The grinding recession in parts of Europe has even led to outright protectionism. With Spain’s unemployment rate at 21 per cent, more than twice the EU average, the government sought to protect its labour market by banning Romanians from looking for work there. While the ban doesn’t impact Romanians already living in Spain, the move opened the door to further restrictions and extensions.
The problem—at least for those who favour the “ever closer union” advocated in the 1957 European Economic Community Treaty—is that the process of European integration has always been an elitist project. Most citizens of European countries ignored it. But now the EU has become politicized, and in many circles unpopular. “What’s so troubling right now is that the trend lines are toward re-nationalization, and no major politician is doing anything about it,” says Kupchan. “Politicians are being led by the public, rather than vice versa. And the European street is growing increasingly anti-Europe.”
As rising right-wing populism continues to spread, it is likely to lead to even thicker borders. Italy says it is overwhelmed by refugees from North Africa and wants help from other members of the union. Countries such as Germany and France counter that asylum seekers arriving in Italy simply pass through on their way north. Earlier this year, Italy issued temporary residency permits to refugees from Tunisia so that they could travel within Europe, and move on somewhere else. France responded by reinstituting controls on its border with Italy, trapping the Tunisians there.

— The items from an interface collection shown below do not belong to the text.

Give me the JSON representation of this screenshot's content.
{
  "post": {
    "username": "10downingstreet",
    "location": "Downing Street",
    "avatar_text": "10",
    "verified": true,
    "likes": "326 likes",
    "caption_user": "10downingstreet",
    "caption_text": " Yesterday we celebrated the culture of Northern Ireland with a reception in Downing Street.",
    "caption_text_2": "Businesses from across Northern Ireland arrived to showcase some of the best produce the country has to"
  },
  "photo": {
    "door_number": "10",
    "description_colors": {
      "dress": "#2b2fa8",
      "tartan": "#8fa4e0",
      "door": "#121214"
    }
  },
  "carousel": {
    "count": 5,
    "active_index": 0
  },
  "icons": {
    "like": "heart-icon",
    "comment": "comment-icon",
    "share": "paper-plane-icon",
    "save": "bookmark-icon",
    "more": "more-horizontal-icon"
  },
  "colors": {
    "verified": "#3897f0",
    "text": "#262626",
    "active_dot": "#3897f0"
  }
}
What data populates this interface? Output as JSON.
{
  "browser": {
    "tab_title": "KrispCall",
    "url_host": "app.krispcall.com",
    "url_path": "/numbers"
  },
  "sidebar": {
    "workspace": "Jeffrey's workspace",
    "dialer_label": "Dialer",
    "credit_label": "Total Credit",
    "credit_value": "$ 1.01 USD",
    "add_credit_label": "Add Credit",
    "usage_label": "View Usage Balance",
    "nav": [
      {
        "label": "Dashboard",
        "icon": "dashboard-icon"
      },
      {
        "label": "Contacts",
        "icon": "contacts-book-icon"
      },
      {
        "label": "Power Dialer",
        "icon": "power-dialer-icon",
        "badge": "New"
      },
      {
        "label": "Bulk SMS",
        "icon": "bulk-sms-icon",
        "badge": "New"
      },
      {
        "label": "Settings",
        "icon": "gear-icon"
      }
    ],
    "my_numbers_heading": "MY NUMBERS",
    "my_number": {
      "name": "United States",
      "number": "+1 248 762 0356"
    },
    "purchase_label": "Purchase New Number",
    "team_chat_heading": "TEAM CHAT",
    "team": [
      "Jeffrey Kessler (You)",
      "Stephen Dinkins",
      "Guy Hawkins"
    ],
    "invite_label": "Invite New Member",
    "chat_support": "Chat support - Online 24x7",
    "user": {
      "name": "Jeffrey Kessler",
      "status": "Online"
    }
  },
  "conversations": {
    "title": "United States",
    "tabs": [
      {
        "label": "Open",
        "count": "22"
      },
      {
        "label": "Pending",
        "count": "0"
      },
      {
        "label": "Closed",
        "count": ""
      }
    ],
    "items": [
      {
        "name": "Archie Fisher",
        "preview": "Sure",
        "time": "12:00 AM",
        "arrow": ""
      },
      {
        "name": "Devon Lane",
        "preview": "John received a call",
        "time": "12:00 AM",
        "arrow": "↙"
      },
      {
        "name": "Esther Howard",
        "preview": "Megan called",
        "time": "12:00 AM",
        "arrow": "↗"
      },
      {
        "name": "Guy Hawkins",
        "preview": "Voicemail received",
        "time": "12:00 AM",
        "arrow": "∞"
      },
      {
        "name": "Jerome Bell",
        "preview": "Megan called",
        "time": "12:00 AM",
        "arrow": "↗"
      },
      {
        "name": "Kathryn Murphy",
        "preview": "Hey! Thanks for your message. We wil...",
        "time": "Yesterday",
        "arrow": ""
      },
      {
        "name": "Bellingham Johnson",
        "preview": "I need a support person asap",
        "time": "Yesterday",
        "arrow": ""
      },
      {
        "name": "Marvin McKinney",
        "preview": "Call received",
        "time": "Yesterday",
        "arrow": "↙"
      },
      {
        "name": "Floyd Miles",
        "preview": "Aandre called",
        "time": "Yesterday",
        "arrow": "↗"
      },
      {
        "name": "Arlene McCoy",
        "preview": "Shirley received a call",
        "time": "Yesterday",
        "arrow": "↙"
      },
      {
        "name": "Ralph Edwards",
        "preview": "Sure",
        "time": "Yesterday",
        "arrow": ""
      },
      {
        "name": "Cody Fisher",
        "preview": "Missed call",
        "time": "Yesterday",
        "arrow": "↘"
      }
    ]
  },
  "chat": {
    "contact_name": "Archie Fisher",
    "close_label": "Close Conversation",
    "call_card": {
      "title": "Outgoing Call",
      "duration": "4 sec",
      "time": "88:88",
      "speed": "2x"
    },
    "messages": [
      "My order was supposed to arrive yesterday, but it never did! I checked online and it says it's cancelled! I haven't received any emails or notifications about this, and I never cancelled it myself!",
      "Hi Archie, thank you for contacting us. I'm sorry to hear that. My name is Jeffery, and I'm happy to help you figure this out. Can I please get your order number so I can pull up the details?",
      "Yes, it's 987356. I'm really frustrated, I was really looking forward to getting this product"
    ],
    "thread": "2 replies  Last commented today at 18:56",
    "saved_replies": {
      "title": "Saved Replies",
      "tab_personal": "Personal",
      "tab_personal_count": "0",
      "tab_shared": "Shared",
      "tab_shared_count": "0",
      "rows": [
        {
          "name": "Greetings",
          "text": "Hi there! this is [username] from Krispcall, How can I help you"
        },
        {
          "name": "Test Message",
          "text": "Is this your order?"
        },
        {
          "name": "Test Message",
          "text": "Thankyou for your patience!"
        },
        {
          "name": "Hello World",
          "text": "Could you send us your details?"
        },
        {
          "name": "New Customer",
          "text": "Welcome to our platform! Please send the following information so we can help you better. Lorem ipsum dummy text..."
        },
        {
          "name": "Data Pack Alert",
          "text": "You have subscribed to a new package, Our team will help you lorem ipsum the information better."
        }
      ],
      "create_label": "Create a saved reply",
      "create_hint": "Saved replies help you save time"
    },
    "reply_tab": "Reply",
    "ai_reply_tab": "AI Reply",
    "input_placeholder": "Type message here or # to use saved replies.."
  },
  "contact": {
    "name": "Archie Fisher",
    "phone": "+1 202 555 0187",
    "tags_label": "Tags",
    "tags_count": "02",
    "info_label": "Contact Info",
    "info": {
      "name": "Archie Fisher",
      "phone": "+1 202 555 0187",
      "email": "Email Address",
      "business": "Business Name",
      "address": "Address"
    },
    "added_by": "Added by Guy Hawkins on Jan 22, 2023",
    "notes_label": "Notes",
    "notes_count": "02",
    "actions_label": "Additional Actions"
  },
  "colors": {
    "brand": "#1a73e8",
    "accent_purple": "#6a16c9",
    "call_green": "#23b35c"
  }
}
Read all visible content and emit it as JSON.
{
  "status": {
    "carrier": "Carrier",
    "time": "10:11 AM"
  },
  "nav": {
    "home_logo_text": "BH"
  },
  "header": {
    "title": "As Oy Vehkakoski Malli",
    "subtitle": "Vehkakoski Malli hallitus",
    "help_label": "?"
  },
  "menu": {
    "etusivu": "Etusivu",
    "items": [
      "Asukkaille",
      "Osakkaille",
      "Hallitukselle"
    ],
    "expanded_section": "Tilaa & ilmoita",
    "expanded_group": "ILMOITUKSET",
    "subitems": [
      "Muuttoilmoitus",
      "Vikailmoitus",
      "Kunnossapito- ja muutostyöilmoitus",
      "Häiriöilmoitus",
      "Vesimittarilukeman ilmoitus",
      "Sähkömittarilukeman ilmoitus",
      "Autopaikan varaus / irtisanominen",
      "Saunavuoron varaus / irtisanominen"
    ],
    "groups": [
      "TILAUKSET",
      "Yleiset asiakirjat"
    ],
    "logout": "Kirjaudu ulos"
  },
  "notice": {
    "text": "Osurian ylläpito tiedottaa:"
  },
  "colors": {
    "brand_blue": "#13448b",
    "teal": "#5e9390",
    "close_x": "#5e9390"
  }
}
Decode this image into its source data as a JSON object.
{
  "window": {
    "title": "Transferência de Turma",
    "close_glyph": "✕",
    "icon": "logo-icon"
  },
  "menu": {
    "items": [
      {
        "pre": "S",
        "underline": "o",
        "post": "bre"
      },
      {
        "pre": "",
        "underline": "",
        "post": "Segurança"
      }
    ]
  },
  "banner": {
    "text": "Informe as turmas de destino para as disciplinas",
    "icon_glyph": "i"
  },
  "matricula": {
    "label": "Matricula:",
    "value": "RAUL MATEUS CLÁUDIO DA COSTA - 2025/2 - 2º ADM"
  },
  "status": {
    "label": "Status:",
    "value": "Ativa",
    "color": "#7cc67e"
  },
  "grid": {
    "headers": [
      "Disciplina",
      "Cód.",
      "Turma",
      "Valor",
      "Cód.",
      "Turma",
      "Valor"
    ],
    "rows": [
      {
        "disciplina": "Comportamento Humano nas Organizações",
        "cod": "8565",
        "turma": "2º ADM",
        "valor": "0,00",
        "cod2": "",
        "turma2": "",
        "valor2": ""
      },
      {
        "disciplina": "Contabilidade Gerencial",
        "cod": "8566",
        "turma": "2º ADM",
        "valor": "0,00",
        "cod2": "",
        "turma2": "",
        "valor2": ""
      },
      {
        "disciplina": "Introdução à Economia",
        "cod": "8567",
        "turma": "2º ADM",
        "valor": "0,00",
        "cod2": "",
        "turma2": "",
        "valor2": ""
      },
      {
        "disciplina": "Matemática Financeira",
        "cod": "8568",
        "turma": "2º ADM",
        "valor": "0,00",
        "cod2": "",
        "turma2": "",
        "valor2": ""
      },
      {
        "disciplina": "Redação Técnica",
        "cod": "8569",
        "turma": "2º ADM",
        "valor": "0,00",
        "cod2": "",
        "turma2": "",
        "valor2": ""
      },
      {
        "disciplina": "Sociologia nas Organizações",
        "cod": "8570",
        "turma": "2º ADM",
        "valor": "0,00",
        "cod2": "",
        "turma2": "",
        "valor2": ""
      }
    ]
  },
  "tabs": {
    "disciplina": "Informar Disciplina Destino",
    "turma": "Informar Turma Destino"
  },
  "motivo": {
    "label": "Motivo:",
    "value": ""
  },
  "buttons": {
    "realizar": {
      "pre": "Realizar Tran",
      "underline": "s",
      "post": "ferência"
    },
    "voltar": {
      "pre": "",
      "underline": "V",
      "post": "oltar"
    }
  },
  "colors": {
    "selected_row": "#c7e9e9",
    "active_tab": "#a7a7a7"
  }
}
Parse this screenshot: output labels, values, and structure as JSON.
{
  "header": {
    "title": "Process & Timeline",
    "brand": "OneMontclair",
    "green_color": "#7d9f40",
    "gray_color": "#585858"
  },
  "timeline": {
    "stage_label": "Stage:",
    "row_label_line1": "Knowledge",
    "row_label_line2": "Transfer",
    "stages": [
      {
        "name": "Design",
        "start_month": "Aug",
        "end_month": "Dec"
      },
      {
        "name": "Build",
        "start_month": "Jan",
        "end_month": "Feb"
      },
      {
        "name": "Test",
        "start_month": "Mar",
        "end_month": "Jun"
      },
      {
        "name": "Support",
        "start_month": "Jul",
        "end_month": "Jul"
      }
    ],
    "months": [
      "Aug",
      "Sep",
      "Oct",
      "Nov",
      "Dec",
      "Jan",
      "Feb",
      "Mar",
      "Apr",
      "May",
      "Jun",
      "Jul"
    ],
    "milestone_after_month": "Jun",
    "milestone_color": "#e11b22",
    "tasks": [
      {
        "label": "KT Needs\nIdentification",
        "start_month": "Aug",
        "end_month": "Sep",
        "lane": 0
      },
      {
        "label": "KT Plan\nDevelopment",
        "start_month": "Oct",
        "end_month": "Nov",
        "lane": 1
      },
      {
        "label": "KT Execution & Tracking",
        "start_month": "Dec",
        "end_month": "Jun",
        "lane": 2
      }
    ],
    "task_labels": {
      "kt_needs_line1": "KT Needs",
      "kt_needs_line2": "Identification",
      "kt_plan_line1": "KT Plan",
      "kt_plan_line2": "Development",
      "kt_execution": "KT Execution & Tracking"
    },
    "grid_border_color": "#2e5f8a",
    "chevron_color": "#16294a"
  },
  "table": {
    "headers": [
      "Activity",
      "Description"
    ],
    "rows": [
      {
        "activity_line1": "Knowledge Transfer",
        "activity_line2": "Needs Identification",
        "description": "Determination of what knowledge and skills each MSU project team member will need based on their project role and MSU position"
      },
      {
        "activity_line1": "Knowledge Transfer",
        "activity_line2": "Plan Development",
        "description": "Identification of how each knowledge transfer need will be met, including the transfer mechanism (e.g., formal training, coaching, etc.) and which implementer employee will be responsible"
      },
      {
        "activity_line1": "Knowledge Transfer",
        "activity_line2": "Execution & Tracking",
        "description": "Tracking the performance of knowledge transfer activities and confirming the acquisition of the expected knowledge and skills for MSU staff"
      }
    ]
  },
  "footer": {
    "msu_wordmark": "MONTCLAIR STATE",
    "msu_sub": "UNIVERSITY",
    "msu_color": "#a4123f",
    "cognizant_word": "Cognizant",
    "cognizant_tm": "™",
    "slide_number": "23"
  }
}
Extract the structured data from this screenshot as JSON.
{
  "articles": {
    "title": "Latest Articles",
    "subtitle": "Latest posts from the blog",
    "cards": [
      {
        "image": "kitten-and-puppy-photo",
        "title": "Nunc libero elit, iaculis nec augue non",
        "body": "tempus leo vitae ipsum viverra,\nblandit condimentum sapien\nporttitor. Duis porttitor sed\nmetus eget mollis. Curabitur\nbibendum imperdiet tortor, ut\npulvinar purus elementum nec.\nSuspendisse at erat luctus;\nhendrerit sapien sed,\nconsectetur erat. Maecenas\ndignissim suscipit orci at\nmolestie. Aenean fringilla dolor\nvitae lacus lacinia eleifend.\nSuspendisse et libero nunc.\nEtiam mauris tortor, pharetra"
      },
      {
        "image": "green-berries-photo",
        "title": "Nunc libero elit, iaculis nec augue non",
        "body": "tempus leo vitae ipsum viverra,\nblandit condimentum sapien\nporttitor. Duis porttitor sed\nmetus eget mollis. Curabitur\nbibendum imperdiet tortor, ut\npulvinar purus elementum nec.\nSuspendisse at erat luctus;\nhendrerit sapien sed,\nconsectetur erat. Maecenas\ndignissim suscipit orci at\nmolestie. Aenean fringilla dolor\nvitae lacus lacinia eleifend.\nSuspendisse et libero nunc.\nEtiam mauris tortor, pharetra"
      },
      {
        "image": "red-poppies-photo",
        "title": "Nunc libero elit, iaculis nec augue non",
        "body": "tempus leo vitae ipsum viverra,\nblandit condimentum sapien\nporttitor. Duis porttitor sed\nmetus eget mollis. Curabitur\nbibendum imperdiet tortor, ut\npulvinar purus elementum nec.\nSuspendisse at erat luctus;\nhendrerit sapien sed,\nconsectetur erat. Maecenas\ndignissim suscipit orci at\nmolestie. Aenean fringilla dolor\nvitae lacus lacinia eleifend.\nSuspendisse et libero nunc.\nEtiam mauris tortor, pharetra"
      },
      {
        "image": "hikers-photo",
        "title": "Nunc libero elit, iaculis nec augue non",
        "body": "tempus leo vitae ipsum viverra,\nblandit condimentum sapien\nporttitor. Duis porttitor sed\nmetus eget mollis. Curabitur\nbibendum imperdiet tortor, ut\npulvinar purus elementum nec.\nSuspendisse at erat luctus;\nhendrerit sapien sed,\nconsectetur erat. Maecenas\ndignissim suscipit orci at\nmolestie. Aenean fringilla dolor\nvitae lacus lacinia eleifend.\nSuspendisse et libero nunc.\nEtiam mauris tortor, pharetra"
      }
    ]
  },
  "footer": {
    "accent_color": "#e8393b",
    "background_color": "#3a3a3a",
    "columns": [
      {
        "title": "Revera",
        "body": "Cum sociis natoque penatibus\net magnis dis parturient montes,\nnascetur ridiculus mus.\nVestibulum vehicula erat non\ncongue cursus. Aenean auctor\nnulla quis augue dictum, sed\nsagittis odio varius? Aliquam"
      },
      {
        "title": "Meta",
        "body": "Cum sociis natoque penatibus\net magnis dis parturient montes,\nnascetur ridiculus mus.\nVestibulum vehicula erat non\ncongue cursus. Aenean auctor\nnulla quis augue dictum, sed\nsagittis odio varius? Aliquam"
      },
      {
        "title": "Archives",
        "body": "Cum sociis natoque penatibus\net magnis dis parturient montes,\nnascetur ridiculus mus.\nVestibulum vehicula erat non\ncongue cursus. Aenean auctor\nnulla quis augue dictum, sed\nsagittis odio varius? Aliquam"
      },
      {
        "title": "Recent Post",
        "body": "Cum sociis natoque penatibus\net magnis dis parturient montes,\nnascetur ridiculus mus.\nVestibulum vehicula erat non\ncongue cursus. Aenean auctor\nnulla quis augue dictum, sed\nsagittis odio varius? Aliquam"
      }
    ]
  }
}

Piece by piece the European political and economic experiment is failing. Putting it back together will be a monumental if not impossible task, says Minford. Yet the cost of failure will be the final end of Europe as an economic power. “The sad thing about this crumbling of the European dream is that there will be a revival of economic nationalism,” he says. “You can’t separate the different bits of this whole experiment in union. If one part goes, the rest will be chipped away at until it’s a patchwork of countries that are increasingly less relevant to the global economy.”